WASHINGTON -- "You know I never give up."
The voters of West Virginia handed a very determined Sen. Hillary Clinton a big victory on Tuesday, and she said she was "more determined than ever to carry out this campaign until everyone has had a chance to make their voices heard."
Meanwhile, on the 11th floor of the Chicago high-rise campaign headquarters of Sen. Barack Obama, the shift is on to the general election campaign mode -- no matter the expected thumping Obama got in West Virginia. Obama was campaigning Tuesday in the key swing state of Missouri and heads to Michigan and Florida, central November battlegrounds.
Due diligence, of course, is being given to the four states and Puerto Rico still left to vote in the primary. Michelle Obama was dispatched to Puerto Rico to stump there today in advance of a June 1 vote, catching up to Chelsea Clinton, already on the island.

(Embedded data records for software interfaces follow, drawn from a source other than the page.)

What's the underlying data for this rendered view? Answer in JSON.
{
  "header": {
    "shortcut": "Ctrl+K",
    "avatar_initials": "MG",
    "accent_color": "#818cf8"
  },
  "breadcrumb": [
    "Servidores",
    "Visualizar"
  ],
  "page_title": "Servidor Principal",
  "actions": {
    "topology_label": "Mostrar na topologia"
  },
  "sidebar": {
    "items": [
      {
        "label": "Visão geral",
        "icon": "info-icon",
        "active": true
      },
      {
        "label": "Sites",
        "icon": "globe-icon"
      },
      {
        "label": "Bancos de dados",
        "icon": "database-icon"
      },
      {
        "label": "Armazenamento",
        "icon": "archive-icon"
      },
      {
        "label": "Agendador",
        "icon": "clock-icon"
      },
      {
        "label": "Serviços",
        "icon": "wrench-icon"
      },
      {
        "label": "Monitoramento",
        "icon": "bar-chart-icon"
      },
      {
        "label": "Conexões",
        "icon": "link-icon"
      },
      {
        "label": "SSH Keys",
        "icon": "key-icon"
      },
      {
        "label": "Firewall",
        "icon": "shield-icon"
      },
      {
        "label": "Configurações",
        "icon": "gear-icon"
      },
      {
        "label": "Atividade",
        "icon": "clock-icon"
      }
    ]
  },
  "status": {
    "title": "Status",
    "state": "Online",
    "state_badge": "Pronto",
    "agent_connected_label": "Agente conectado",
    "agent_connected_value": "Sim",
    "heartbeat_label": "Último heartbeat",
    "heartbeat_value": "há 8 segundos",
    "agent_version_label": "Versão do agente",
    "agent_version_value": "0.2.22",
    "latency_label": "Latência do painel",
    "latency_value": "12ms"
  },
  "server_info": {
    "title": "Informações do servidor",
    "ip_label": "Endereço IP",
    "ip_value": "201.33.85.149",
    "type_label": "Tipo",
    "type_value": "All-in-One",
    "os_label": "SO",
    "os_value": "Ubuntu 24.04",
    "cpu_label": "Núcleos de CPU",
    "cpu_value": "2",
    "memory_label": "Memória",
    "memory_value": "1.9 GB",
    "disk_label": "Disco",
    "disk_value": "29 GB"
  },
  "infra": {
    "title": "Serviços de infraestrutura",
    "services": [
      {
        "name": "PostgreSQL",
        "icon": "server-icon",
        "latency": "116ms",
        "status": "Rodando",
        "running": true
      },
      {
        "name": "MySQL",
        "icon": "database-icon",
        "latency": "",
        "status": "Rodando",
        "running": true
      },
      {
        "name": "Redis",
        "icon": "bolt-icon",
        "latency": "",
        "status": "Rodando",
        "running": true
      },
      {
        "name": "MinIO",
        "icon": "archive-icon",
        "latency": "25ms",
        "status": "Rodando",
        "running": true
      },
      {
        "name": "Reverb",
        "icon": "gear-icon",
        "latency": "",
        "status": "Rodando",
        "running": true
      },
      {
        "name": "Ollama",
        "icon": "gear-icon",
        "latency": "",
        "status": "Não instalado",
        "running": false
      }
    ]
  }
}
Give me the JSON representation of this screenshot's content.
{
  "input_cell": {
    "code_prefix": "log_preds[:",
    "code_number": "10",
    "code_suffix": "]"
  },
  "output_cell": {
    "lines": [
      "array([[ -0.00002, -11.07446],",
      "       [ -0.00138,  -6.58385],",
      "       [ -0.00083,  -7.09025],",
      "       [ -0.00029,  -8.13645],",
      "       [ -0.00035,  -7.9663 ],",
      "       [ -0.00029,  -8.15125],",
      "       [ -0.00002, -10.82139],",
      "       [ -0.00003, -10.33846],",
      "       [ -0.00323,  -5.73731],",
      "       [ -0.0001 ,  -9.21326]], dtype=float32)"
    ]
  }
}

Clinton Tuesday night methodically ran through the reasons she should stay in the race, even as she noted most of the media and many influential pundits -- who can add -- have declared Obama the all-but-certain Democratic presidential nominee.
Grit, she's got. Numbers, she don't.

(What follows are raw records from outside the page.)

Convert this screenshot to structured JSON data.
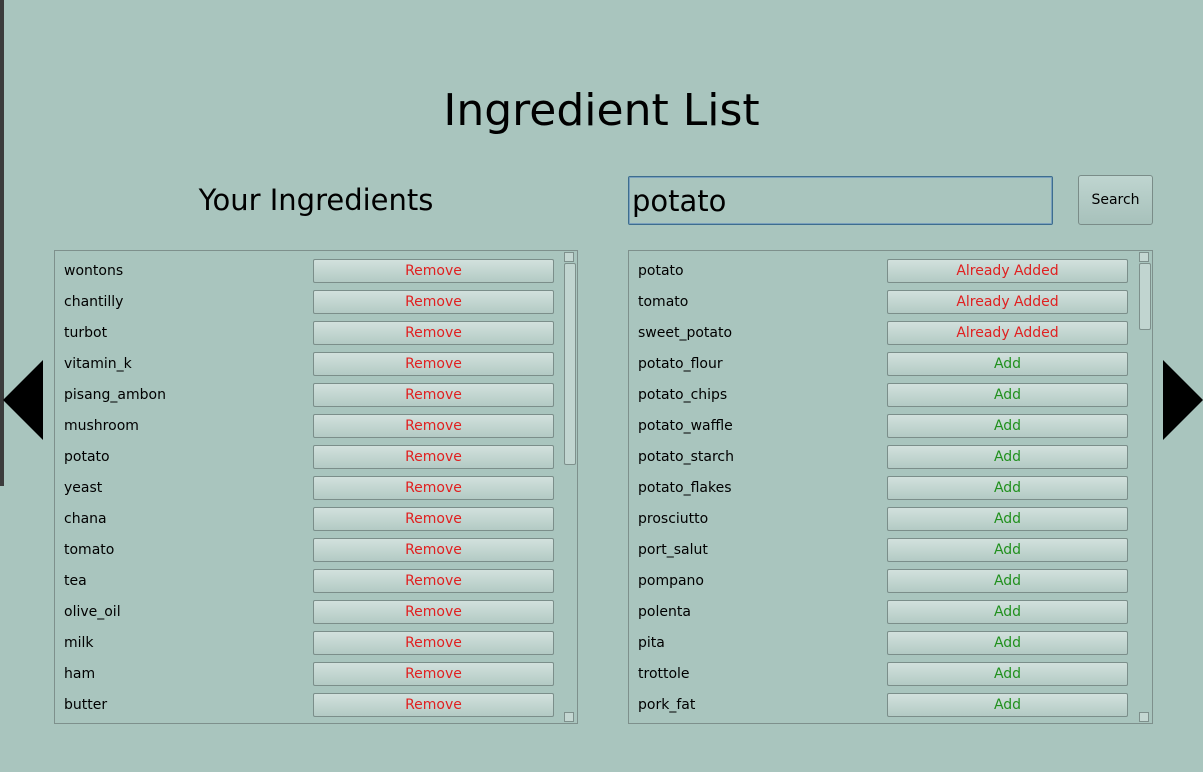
{
  "app": {
    "title": "Ingredient List"
  },
  "your_ingredients": {
    "title": "Your Ingredients",
    "items": [
      {
        "name": "wontons",
        "action": "Remove"
      },
      {
        "name": "chantilly",
        "action": "Remove"
      },
      {
        "name": "turbot",
        "action": "Remove"
      },
      {
        "name": "vitamin_k",
        "action": "Remove"
      },
      {
        "name": "pisang_ambon",
        "action": "Remove"
      },
      {
        "name": "mushroom",
        "action": "Remove"
      },
      {
        "name": "potato",
        "action": "Remove"
      },
      {
        "name": "yeast",
        "action": "Remove"
      },
      {
        "name": "chana",
        "action": "Remove"
      },
      {
        "name": "tomato",
        "action": "Remove"
      },
      {
        "name": "tea",
        "action": "Remove"
      },
      {
        "name": "olive_oil",
        "action": "Remove"
      },
      {
        "name": "milk",
        "action": "Remove"
      },
      {
        "name": "ham",
        "action": "Remove"
      },
      {
        "name": "butter",
        "action": "Remove"
      }
    ]
  },
  "search": {
    "value": "potato",
    "button_label": "Search"
  },
  "results": {
    "items": [
      {
        "name": "potato",
        "action": "Already Added",
        "status": "added"
      },
      {
        "name": "tomato",
        "action": "Already Added",
        "status": "added"
      },
      {
        "name": "sweet_potato",
        "action": "Already Added",
        "status": "added"
      },
      {
        "name": "potato_flour",
        "action": "Add",
        "status": "available"
      },
      {
        "name": "potato_chips",
        "action": "Add",
        "status": "available"
      },
      {
        "name": "potato_waffle",
        "action": "Add",
        "status": "available"
      },
      {
        "name": "potato_starch",
        "action": "Add",
        "status": "available"
      },
      {
        "name": "potato_flakes",
        "action": "Add",
        "status": "available"
      },
      {
        "name": "prosciutto",
        "action": "Add",
        "status": "available"
      },
      {
        "name": "port_salut",
        "action": "Add",
        "status": "available"
      },
      {
        "name": "pompano",
        "action": "Add",
        "status": "available"
      },
      {
        "name": "polenta",
        "action": "Add",
        "status": "available"
      },
      {
        "name": "pita",
        "action": "Add",
        "status": "available"
      },
      {
        "name": "trottole",
        "action": "Add",
        "status": "available"
      },
      {
        "name": "pork_fat",
        "action": "Add",
        "status": "available"
      }
    ]
  },
  "scroll": {
    "your_ingredients_visible_fraction": 0.45,
    "results_visible_fraction": 0.15
  },
  "icons": {
    "prev": "triangle-left-icon",
    "next": "triangle-right-icon",
    "scroll_up": "scroll-up-arrow",
    "scroll_down": "scroll-down-arrow"
  },
  "colors": {
    "background": "#a9c5be",
    "remove_text": "#e02020",
    "add_text": "#20901d"
  }
}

But neither does Obama, though he is very close. Quitting while she is on a roll -- don't count on it. As her spokesman, Howard Wolfson, told CNN, "No one in the history of American politics drops out after a 30 point win."

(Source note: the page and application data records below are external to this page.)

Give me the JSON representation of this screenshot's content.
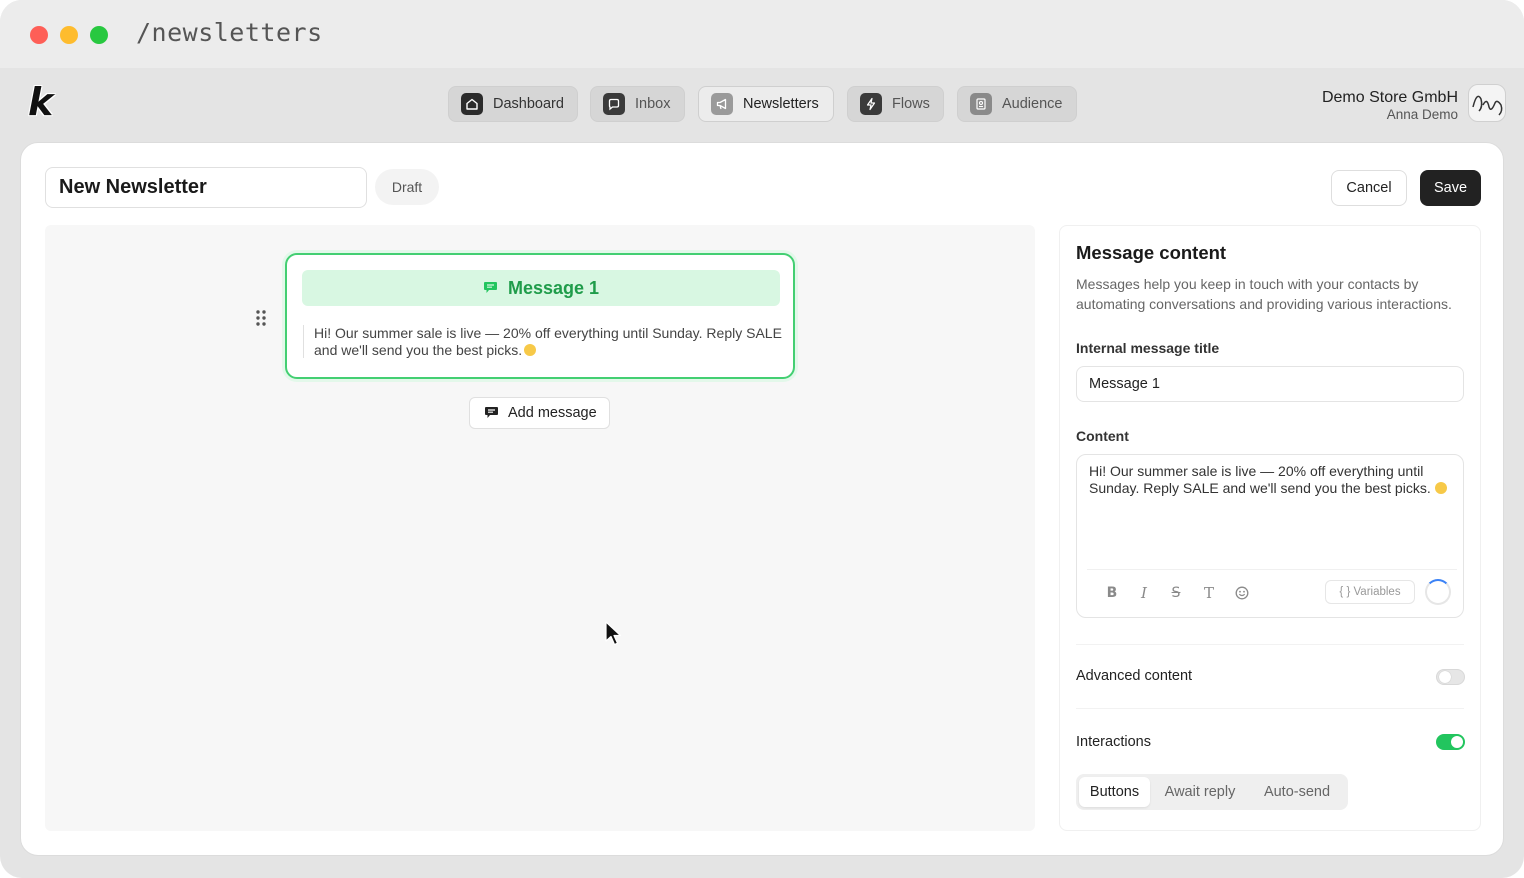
{
  "browser": {
    "url": "/newsletters"
  },
  "nav": {
    "items": [
      {
        "label": "Dashboard",
        "icon": "home-icon"
      },
      {
        "label": "Inbox",
        "icon": "chat-bubble-icon"
      },
      {
        "label": "Newsletters",
        "icon": "megaphone-icon",
        "active": true
      },
      {
        "label": "Flows",
        "icon": "lightning-icon"
      },
      {
        "label": "Audience",
        "icon": "contact-card-icon"
      }
    ]
  },
  "account": {
    "store": "Demo Store GmbH",
    "user": "Anna Demo"
  },
  "editor": {
    "title": "New Newsletter",
    "status": "Draft",
    "cancel_label": "Cancel",
    "save_label": "Save"
  },
  "canvas": {
    "message_title": "Message 1",
    "message_body": "Hi! Our summer sale is live — 20% off everything until Sunday. Reply SALE and we'll send you the best picks.",
    "add_message_label": "Add message"
  },
  "panel": {
    "title": "Message content",
    "description": "Messages help you keep in touch with your contacts by automating conversations and providing various interactions.",
    "internal_title_label": "Internal message title",
    "internal_title_value": "Message 1",
    "content_label": "Content",
    "content_value": "Hi! Our summer sale is live — 20% off everything until Sunday. Reply SALE and we'll send you the best picks.",
    "variables_label": "{ } Variables",
    "advanced_label": "Advanced content",
    "advanced_on": false,
    "interactions_label": "Interactions",
    "interactions_on": true,
    "interaction_tabs": [
      "Buttons",
      "Await reply",
      "Auto-send"
    ],
    "interaction_active": "Buttons"
  },
  "colors": {
    "accent_green": "#22c55e",
    "node_border": "#43cf72",
    "save_bg": "#222222"
  }
}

Her speech spoke to her transformation to a blue-collar champion of nurses, waitresses, farmers, coal miners, truckers, soldiers, vets or college students -- not a hedge fund trader in the state, apparently.
Clinton's options remain narrow. Obama is acting like the winner, even if he is not, yet. Perception in politics is important and Obama is being crowned the nominee. That will make it less likely the Democratic National Committee rules and bylaws committee will give Clinton a favorable ruling in the seating of disputed Michigan and Florida delegates if it means denying Obama the nomination.
Running this out a few more weeks is not destructive to the Democratic Party. Anyway, Clinton has made it clear -- or clearer -- she'll fight until she loses. She wants Obama to have to win the remaining delegates he needs and not have them handed to him. If the 200 plus undeclared superdelegates just make a choice -- in public -- this race will be wrapped up soon. It's in their hands. Not hers.